* Work instruction *
Write the entries out again exactly; any picture among them gets left out.

**** Dataset extract

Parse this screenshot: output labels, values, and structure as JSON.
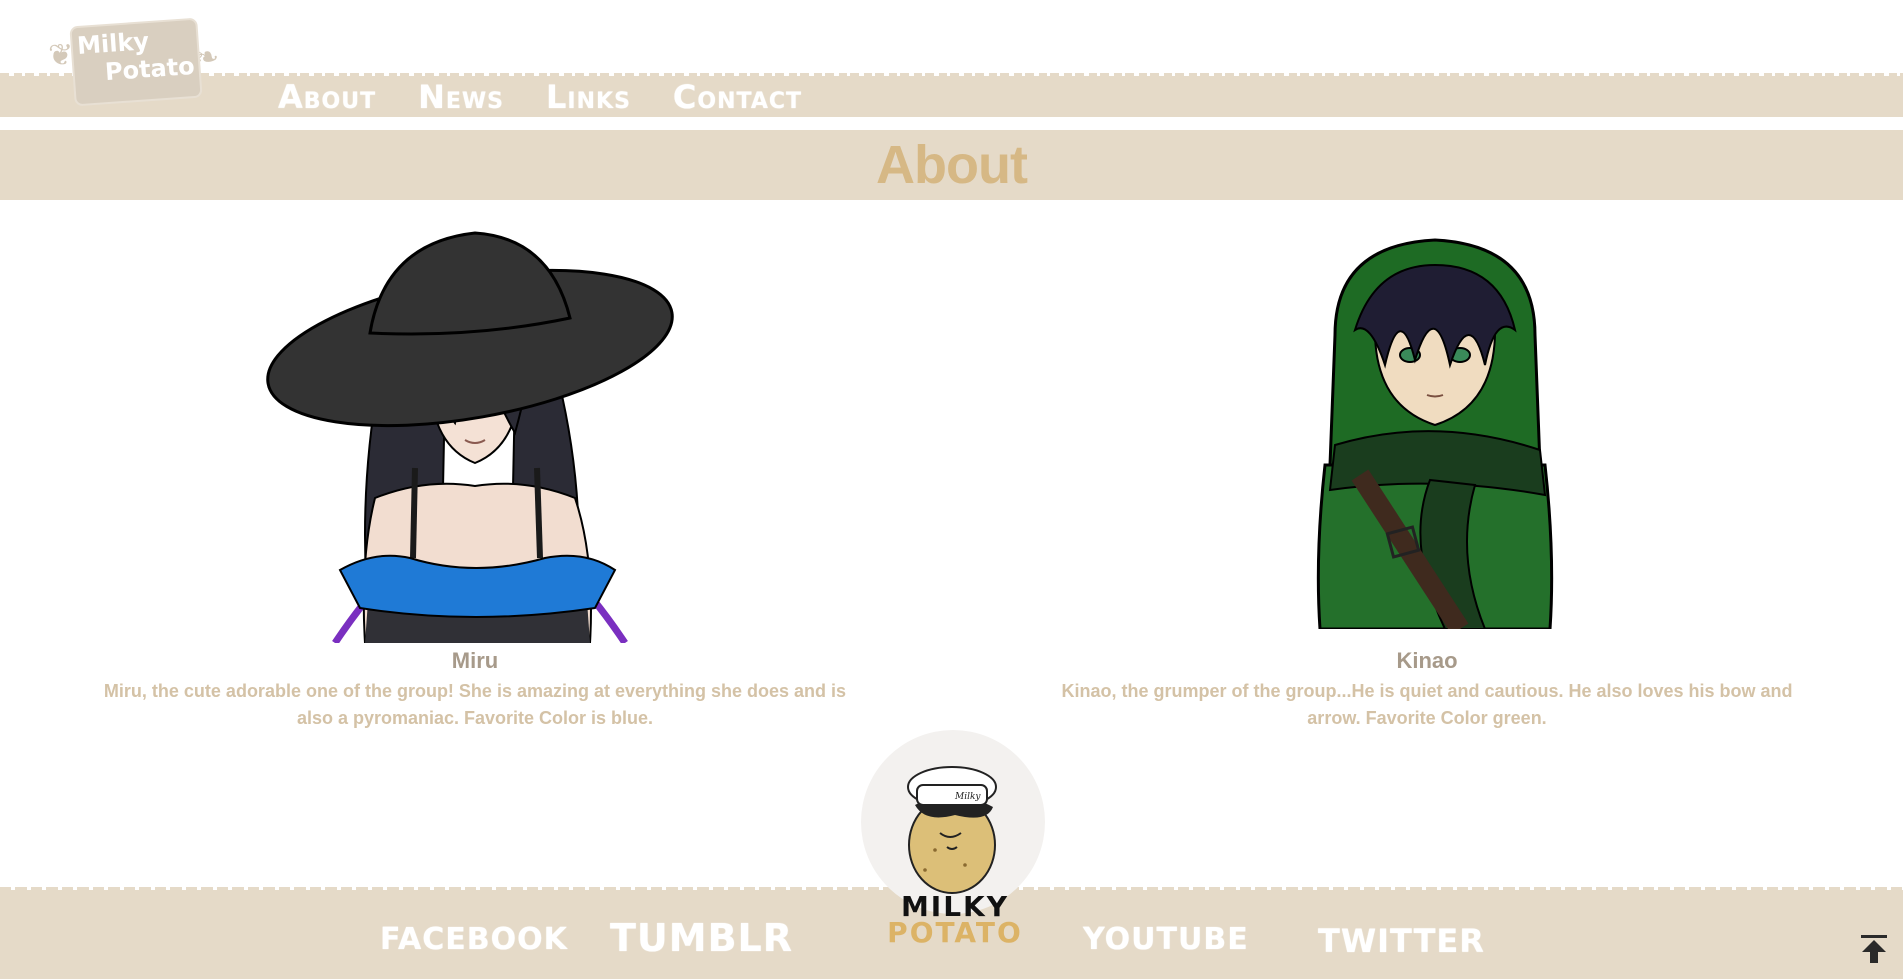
{
  "logo": {
    "line1": "Milky",
    "line2": "Potato"
  },
  "nav": {
    "items": [
      "About",
      "News",
      "Links",
      "Contact"
    ]
  },
  "page": {
    "title": "About"
  },
  "members": [
    {
      "name": "Miru",
      "description": "Miru, the cute adorable one of the group! She is amazing at everything she does and is also a pyromaniac. Favorite Color is blue."
    },
    {
      "name": "Kinao",
      "description": "Kinao, the grumper of the group...He is quiet and cautious. He also loves his bow and arrow. Favorite Color green."
    }
  ],
  "footer": {
    "links": [
      "FACEBOOK",
      "TUMBLR",
      "YOUTUBE",
      "TWITTER"
    ],
    "brand_line1": "MILKY",
    "brand_line2": "POTATO",
    "hat_text": "Milky",
    "back_to_top_icon": "arrow-up-bar-icon"
  },
  "colors": {
    "band": "#e5dac8",
    "title": "#d6b885",
    "name": "#a79a8a",
    "desc": "#d4c2a6",
    "brand_gold": "#dcb366"
  }
}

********

* Exercise output *
Parse this screenshot: output labels, values, and structure as JSON.
{
  "logo": {
    "line1": "Milky",
    "line2": "Potato"
  },
  "nav": {
    "items": [
      "About",
      "News",
      "Links",
      "Contact"
    ]
  },
  "page": {
    "title": "About"
  },
  "members": [
    {
      "name": "Miru",
      "description": "Miru, the cute adorable one of the group! She is amazing at everything she does and is also a pyromaniac. Favorite Color is blue."
    },
    {
      "name": "Kinao",
      "description": "Kinao, the grumper of the group...He is quiet and cautious. He also loves his bow and arrow. Favorite Color green."
    }
  ],
  "footer": {
    "links": [
      "FACEBOOK",
      "TUMBLR",
      "YOUTUBE",
      "TWITTER"
    ],
    "brand_line1": "MILKY",
    "brand_line2": "POTATO",
    "hat_text": "Milky",
    "back_to_top_icon": "arrow-up-bar-icon"
  },
  "colors": {
    "band": "#e5dac8",
    "title": "#d6b885",
    "name": "#a79a8a",
    "desc": "#d4c2a6",
    "brand_gold": "#dcb366"
  }
}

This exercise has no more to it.